Every May, the US book publishing industry has its annual conference, BookExpo America. This is where publishers show off their wares for the up coming year to libraries, booksellers, wholesalers and the general book reading/buying/selling industry. Although I’m not currently employed by the book publishing industry, I still have friends in the industry who managed to help me gain entrance to this year’s conference. Unlike previous years, I wasn’t tied down to manning a (albeit large) conference booth, so I had more of an opportunity to walk the floor, hunt for jobs and get a handle on what publishers planned on putting on bookshelves in the upcoming 12 months.
In past years, and this year, my favorite folks to meet with have been the Orbit Books crew. The staff are always really great, personable, and really have passion for what they do and the books they’ll be publishing. One of the books they were pushing for the fall is Michael J. Sullivan’s Theft of Swords. Sullivan is one of those rare success stories in self publishing, after receiving a great deal of acclaim for his work over the past couple of years Orbit signed him and is reissuing the six book Riyria Revelations series in three omnibus volumes, each containing two books over the course of three months. Orbit (as well as Del Rey) have proven this monthly successive publishing program to be very successful in the past, and one of the other books I picked up, Blood Rights by Kristen Painter, is the first of three books being released over three months.
I also picked up Orbit’s catalogue and some really interesting books are coming out over the next few months. As I said, they have been starting to reissue a lot of their series in omnibus format (something DAW has done very well in the past), such as Lilith Saintcrow’s Dante Valentine series and Pamela Freeman’s Castings Trilogy. In the fall/winter, Orbit is reissuing the Eli Monpress series by Rachel Aaron as an omnibus (Mark Yon had nice things to say about the first book) and the Griffin Mage trilogy by Rachel Neumeier.
I stopped by the Black Library booth spoke to them for a bit and lamented that they publish a lot of interesting looking books, too much for me to read in a timely fashion.
Right next to Black Library was the Abaddon/Solaris/2,000 AD booth, where they were kind enough to pass me a copy of Eric Brown’s Kings of Eternity as well as a catalogue. I really need to catch up with a bunch of their authors. I also found out James Lovegrove is penning another novel in his thematically connected Pantheon series titled Age of the Aztecs, featuring gods of the Americas, which should be a blast. I loved Age of Odin, and still need to read the previous two books.
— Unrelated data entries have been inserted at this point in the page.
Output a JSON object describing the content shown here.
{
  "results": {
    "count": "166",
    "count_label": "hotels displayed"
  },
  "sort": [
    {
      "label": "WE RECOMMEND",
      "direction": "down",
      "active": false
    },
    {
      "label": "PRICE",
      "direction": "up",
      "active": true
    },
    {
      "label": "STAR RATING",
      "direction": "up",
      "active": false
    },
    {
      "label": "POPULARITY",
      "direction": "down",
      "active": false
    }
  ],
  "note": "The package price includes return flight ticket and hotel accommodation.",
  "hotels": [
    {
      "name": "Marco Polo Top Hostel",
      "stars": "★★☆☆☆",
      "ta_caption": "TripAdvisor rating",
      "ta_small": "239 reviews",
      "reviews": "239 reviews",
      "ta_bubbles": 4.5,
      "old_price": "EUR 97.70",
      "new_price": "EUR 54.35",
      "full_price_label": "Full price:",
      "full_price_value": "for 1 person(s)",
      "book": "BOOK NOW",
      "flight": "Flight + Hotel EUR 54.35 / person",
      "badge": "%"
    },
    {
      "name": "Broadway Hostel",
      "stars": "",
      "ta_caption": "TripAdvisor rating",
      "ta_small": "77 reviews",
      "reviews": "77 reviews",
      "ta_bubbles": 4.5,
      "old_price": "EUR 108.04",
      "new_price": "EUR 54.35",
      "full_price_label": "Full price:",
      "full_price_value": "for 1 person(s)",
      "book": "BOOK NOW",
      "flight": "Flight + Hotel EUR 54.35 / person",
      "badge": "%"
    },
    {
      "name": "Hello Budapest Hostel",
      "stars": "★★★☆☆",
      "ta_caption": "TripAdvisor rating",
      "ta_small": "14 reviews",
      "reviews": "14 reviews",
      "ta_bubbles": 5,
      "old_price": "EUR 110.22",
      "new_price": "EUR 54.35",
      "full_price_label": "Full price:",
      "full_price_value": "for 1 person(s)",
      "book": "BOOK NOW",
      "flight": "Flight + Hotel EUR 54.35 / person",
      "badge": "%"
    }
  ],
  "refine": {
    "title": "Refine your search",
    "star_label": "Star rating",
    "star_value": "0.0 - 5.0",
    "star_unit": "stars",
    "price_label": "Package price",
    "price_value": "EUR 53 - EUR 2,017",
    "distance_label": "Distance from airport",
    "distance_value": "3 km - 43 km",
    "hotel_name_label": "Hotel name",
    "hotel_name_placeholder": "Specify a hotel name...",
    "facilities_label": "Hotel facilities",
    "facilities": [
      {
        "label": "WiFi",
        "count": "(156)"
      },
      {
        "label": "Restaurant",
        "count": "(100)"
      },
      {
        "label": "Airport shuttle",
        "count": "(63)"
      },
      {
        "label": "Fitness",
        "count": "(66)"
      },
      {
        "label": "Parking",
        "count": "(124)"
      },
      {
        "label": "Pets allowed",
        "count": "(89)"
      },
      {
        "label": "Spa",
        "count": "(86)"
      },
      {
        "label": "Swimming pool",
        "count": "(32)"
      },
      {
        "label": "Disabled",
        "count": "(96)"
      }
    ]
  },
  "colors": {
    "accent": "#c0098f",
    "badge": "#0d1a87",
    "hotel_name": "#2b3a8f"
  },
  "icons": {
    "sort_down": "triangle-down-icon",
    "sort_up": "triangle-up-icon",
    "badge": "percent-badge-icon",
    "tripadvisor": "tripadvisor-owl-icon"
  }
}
Fantasy Flight Games also had a booth, highlighting their impressive stable of games, one of which is Talisman, a favorite of mine I’ve mentioned in the past as well as the hugely popular games (board and card) based on A Song of Ice and Fire. What also pleasantly surprised me is that they are launching a fiction publishing program, tie-in novels for their popular games. One that stood out to me is their Arkham Horror game line, the first novel will be written by Legend award winner Graham McNeill (who is probably Black Library’s #2 author just after Dan Abnett). Kind of ironic, as I was discussing with the rep at the show, that this is a Lovecraftian based game and that, of course, Lovecraft mythos started out as prose fiction, then moved to gaming and is now back full circle to fiction, They've also got Tracy Hickman (he of DragonLance and Darksword fame) penning Fireborn/Embers of Atlantis a London-based urban fantasy, as well as William H. Keith (who has written quite a few Battletech novels as well as some military/space opera under the name Ian Douglass) writing cyberpunk/post-apocalyptic stories for them under their Android gaming banner. With those authors, that reads like a good way to launch a tie-in imprint, no? I’m hoping to get copies of the Arkham and Android books for review.
The Paizo booth was well attended and they were showing off their fiction line based off the popular Pathfidner RPG (hence the copy of Elaine Cunningham’s Winter Witch, though I was a bit sad to learn Paul S. Kemp’s novel had been canceled. Paizo is launching a “beginner’s” gaming set, much like the old Dungeons and Dragons red box.
The Prometheus/Pyr booth was, as always, very nice and I snagged up a signed copy (as pictured above) of Vampire Empire #1 The Greyfriar and was pleased to find out the second book is on the way.
I also stopped by the Book Country booth and chatted with the always affable and just plain cool Colleen Lindsay who is running Book Country. Book Country is a writing community, not unlike the Online Writing Workshop (once sponsored by Del Rey), with one difference – Book Country has no registration fee. Colleen said a few agents and editors are part of the community, too. It sounds like a great place which I’ll be joining very soon.
All in all, it was a good show and I hope I made some career contacts that will bear some fruit in the near future.